Thursday, July 29, 2010

The Heirloom Tomato Mystery

From Gardening

Ahh, well, last time I posted I ranted without photos. I had hopes that the heirlooms I grew from seed wouldn't suffer the same fate as my transplants, but this was what I discovered when I looked more closely at the Amish paste tomatoes. I guess the other tomatoes I grew from seed from the same company were organic but not heirloom, and are doing so well that I made tomato salad for dinner. Next year - no heirlooms. I'm kind of in mourning about it. After reading Animal, Vegetable, Miracle I had it in my head that eventually I would grow only heirloom plants in my garden, so we could have unique varieties of plants that we couldn't just buy at store. Good for genetic variety, good for feeling like the time and cost is justified.

Admittedly, the heirloom greens grew without problem. Maybe it is just tomatoes that aren't meant to be. I find ripping the plants out by their roots incredibly therapeutic, and I'll quit pouting soon.

Sunday, July 25, 2010

Ripping out the heirloom tomatoes

From Gardening

This happened last year and this year isn't any better - my heirloom tomatoes look good until they ripen and they turn black and/or mushy, or look beautiful but when you touch them you realize there is no firmness, just pitiful mushy tomatoes, no good for eating.

I'm ripping them out! I follow the Clemson Extension Upstate Horticulture in Facebook, and they announced that fall planting (greens, cabbages, broccoli) should happen this week or next week, and I can use all that space for those plants. I don't see the point in watering or caring for plants that refuse to grow properly.

I'm excited to have greens again, and I have a bunch of heirloom varieties from the Asheville company, Sow True, the place we got our original Appalachian greens seeds from that have out produced anything else in the garden. Is there anything I should keep under consideration when planting in such hot weather? I'm hoping it dips below 90 this week; I'd feel better about that.

I'll let the hybrid cherry and sweet 100 tomatoes live, as well as everything I grew from seed. Now I really don't understand why, but the heirlooms I grew from seed aren't having the same problems as the ones I bought as seedlings and transplanted. Any ideas? We've been getting great yellow pear tomatoes from one.

I didn't take any pictures today, but last weekend I planted pumpkin seeds, some in the raised bed and some in a random pile of dirt near the raspberries.

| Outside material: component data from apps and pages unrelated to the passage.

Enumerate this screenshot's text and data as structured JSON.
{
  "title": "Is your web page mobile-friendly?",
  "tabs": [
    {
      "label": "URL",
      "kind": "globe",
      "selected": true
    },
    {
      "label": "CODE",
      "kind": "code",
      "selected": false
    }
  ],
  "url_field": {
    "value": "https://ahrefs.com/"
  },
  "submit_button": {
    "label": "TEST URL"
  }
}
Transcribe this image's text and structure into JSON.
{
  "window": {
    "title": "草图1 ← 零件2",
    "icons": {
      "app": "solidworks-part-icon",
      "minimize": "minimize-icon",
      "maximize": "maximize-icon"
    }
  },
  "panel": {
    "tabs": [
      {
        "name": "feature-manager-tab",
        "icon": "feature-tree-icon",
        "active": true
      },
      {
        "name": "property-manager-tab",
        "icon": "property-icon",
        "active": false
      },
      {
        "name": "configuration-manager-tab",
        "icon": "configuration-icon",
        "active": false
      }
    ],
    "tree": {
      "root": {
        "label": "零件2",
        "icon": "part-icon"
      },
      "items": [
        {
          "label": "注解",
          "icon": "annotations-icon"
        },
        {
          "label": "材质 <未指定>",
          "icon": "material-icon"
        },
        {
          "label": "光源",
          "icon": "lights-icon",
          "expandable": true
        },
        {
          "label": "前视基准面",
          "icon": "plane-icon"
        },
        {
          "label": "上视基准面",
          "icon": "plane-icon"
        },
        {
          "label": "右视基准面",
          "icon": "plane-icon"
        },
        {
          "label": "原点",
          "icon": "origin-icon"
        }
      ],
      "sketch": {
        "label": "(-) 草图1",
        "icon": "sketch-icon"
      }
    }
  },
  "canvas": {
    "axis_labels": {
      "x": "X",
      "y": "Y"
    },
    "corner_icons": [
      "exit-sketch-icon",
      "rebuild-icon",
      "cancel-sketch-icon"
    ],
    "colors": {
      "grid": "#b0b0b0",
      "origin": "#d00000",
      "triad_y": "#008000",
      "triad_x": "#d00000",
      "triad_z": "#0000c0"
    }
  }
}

The random dirt seeds have sprouted, and we may have pumpkins this fall!

Saturday, July 17, 2010

Garden Update July 15 2010

Here is a video Jenny shot on Thursday to update how our garden grows.

To see where the blueberries ended up, you can go to her baking blog.

Monday, July 5, 2010

Baaaaaaby Vegetables

From Gardening

It has been a few weeks since I posted, but the garden has still been growing. We are seeing signs of good things to come - including corn that is taller than our fence, cascading squash and melons, and miniature versions of things like squash and melons.

From Gardening

Earlier in the week or maybe last weekend, I pulled the peas and planted new radishes and cucumbers, since we loved and ate all the radishes and the cucumbers in the second bed are starting to be outgrown by the sweet potatoes, strawberries, and marigolds. The radishes haven't popped up yet but it might be too hot.

From Gardening

Over in the herb forest, the smallest box with the most fast-growing plants, some herbs were starting to take over. I had planted Vietnamese coriander without a plan for it, and it would have filled the entire yard if I'd let it. I actually pulled it up completely. The lemon grass I cut down at the base, washed it and it is currently drying on the kitchen table. I know a lot of people cook with it, but I'm planning to put it in a tea blend, because it is so refreshing over ice!

From Gardening

Some of the tomato plants have been growing into giants, particularly the yellow pear that I grew from seed. I've been out every day trying to add extra support and taking off the fruit that the birds have chomped out of. One plant produced puzzling mushy fruit but hopefully it was just a result of several days of thunderstorms. We have been eating small handfuls of the hybid cherry and the sweet 100s, but still waiting for the heirloom plants to ripen.

I need to plant pumpkins soon, and have been contemplating planting them on the hillside outside of our fence. Technically it is still our land, and I'd love to see vines crawling around that hillside! They would get plenty of sun, so it might be a good plan. I've been weeding around the watermelon plants today, and they really reach out and grab the plants growing around the vines. At least on the hill there would be less to contend with.